_Required work_
Without any omission, reproduce the records that follow.

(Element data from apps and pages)
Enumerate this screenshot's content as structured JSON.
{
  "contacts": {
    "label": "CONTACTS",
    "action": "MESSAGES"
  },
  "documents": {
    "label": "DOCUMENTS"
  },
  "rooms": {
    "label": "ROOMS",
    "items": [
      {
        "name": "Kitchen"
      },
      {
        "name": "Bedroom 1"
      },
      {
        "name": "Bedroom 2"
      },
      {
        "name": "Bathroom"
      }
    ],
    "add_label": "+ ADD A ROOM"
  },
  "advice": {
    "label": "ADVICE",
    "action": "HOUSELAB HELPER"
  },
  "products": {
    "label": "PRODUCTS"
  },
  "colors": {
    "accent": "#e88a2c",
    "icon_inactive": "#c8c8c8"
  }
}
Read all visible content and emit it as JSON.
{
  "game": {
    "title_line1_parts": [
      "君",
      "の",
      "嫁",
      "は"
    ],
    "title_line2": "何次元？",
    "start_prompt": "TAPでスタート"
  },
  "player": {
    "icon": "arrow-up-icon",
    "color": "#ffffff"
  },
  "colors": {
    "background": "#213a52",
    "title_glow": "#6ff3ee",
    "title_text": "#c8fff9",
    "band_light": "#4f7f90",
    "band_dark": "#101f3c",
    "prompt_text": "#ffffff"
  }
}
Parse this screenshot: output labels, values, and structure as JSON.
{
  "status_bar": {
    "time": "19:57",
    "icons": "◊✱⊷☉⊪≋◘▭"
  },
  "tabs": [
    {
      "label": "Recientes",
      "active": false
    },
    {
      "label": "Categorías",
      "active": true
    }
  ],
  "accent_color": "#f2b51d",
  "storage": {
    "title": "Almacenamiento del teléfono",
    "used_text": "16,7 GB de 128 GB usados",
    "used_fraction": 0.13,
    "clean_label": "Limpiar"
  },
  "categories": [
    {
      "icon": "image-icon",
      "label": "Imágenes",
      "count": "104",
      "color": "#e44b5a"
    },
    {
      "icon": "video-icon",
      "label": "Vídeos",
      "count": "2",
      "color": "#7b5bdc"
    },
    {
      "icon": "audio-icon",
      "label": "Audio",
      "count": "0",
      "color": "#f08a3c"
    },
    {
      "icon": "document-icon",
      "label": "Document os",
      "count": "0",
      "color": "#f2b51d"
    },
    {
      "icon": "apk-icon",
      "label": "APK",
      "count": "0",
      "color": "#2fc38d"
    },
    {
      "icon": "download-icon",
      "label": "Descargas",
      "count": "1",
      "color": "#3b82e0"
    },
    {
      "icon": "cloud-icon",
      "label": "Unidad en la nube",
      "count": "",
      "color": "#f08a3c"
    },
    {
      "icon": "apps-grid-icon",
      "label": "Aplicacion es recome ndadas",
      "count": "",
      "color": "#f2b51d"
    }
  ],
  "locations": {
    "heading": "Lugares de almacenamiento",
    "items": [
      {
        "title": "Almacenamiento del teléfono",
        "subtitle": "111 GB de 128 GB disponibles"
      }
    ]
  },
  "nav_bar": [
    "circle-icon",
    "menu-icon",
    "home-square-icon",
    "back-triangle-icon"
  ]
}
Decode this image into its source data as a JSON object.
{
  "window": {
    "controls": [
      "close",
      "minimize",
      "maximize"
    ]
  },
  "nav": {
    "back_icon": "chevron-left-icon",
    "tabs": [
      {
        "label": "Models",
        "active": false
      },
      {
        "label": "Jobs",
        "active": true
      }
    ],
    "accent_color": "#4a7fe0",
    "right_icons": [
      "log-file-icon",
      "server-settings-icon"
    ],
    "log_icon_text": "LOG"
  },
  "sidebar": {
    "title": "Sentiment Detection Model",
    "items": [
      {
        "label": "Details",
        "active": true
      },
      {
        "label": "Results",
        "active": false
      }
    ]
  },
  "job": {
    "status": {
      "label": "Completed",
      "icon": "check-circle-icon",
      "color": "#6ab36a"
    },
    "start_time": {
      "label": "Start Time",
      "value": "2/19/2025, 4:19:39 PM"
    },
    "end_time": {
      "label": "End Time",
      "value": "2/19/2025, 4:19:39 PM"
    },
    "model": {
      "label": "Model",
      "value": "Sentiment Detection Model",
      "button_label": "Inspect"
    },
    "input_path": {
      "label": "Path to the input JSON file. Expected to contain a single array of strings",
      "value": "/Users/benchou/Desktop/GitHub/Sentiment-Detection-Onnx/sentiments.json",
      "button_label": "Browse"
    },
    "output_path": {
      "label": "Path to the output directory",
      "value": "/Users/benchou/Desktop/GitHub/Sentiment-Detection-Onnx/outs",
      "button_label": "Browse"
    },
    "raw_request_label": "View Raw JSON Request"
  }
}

_Task answer_
Enumerate this screenshot's content as structured JSON.
{
  "contacts": {
    "label": "CONTACTS",
    "action": "MESSAGES"
  },
  "documents": {
    "label": "DOCUMENTS"
  },
  "rooms": {
    "label": "ROOMS",
    "items": [
      {
        "name": "Kitchen"
      },
      {
        "name": "Bedroom 1"
      },
      {
        "name": "Bedroom 2"
      },
      {
        "name": "Bathroom"
      }
    ],
    "add_label": "+ ADD A ROOM"
  },
  "advice": {
    "label": "ADVICE",
    "action": "HOUSELAB HELPER"
  },
  "products": {
    "label": "PRODUCTS"
  },
  "colors": {
    "accent": "#e88a2c",
    "icon_inactive": "#c8c8c8"
  }
}
Read all visible content and emit it as JSON.
{
  "game": {
    "title_line1_parts": [
      "君",
      "の",
      "嫁",
      "は"
    ],
    "title_line2": "何次元？",
    "start_prompt": "TAPでスタート"
  },
  "player": {
    "icon": "arrow-up-icon",
    "color": "#ffffff"
  },
  "colors": {
    "background": "#213a52",
    "title_glow": "#6ff3ee",
    "title_text": "#c8fff9",
    "band_light": "#4f7f90",
    "band_dark": "#101f3c",
    "prompt_text": "#ffffff"
  }
}
Parse this screenshot: output labels, values, and structure as JSON.
{
  "status_bar": {
    "time": "19:57",
    "icons": "◊✱⊷☉⊪≋◘▭"
  },
  "tabs": [
    {
      "label": "Recientes",
      "active": false
    },
    {
      "label": "Categorías",
      "active": true
    }
  ],
  "accent_color": "#f2b51d",
  "storage": {
    "title": "Almacenamiento del teléfono",
    "used_text": "16,7 GB de 128 GB usados",
    "used_fraction": 0.13,
    "clean_label": "Limpiar"
  },
  "categories": [
    {
      "icon": "image-icon",
      "label": "Imágenes",
      "count": "104",
      "color": "#e44b5a"
    },
    {
      "icon": "video-icon",
      "label": "Vídeos",
      "count": "2",
      "color": "#7b5bdc"
    },
    {
      "icon": "audio-icon",
      "label": "Audio",
      "count": "0",
      "color": "#f08a3c"
    },
    {
      "icon": "document-icon",
      "label": "Document os",
      "count": "0",
      "color": "#f2b51d"
    },
    {
      "icon": "apk-icon",
      "label": "APK",
      "count": "0",
      "color": "#2fc38d"
    },
    {
      "icon": "download-icon",
      "label": "Descargas",
      "count": "1",
      "color": "#3b82e0"
    },
    {
      "icon": "cloud-icon",
      "label": "Unidad en la nube",
      "count": "",
      "color": "#f08a3c"
    },
    {
      "icon": "apps-grid-icon",
      "label": "Aplicacion es recome ndadas",
      "count": "",
      "color": "#f2b51d"
    }
  ],
  "locations": {
    "heading": "Lugares de almacenamiento",
    "items": [
      {
        "title": "Almacenamiento del teléfono",
        "subtitle": "111 GB de 128 GB disponibles"
      }
    ]
  },
  "nav_bar": [
    "circle-icon",
    "menu-icon",
    "home-square-icon",
    "back-triangle-icon"
  ]
}
Decode this image into its source data as a JSON object.
{
  "window": {
    "controls": [
      "close",
      "minimize",
      "maximize"
    ]
  },
  "nav": {
    "back_icon": "chevron-left-icon",
    "tabs": [
      {
        "label": "Models",
        "active": false
      },
      {
        "label": "Jobs",
        "active": true
      }
    ],
    "accent_color": "#4a7fe0",
    "right_icons": [
      "log-file-icon",
      "server-settings-icon"
    ],
    "log_icon_text": "LOG"
  },
  "sidebar": {
    "title": "Sentiment Detection Model",
    "items": [
      {
        "label": "Details",
        "active": true
      },
      {
        "label": "Results",
        "active": false
      }
    ]
  },
  "job": {
    "status": {
      "label": "Completed",
      "icon": "check-circle-icon",
      "color": "#6ab36a"
    },
    "start_time": {
      "label": "Start Time",
      "value": "2/19/2025, 4:19:39 PM"
    },
    "end_time": {
      "label": "End Time",
      "value": "2/19/2025, 4:19:39 PM"
    },
    "model": {
      "label": "Model",
      "value": "Sentiment Detection Model",
      "button_label": "Inspect"
    },
    "input_path": {
      "label": "Path to the input JSON file. Expected to contain a single array of strings",
      "value": "/Users/benchou/Desktop/GitHub/Sentiment-Detection-Onnx/sentiments.json",
      "button_label": "Browse"
    },
    "output_path": {
      "label": "Path to the output directory",
      "value": "/Users/benchou/Desktop/GitHub/Sentiment-Detection-Onnx/outs",
      "button_label": "Browse"
    },
    "raw_request_label": "View Raw JSON Request"
  }
}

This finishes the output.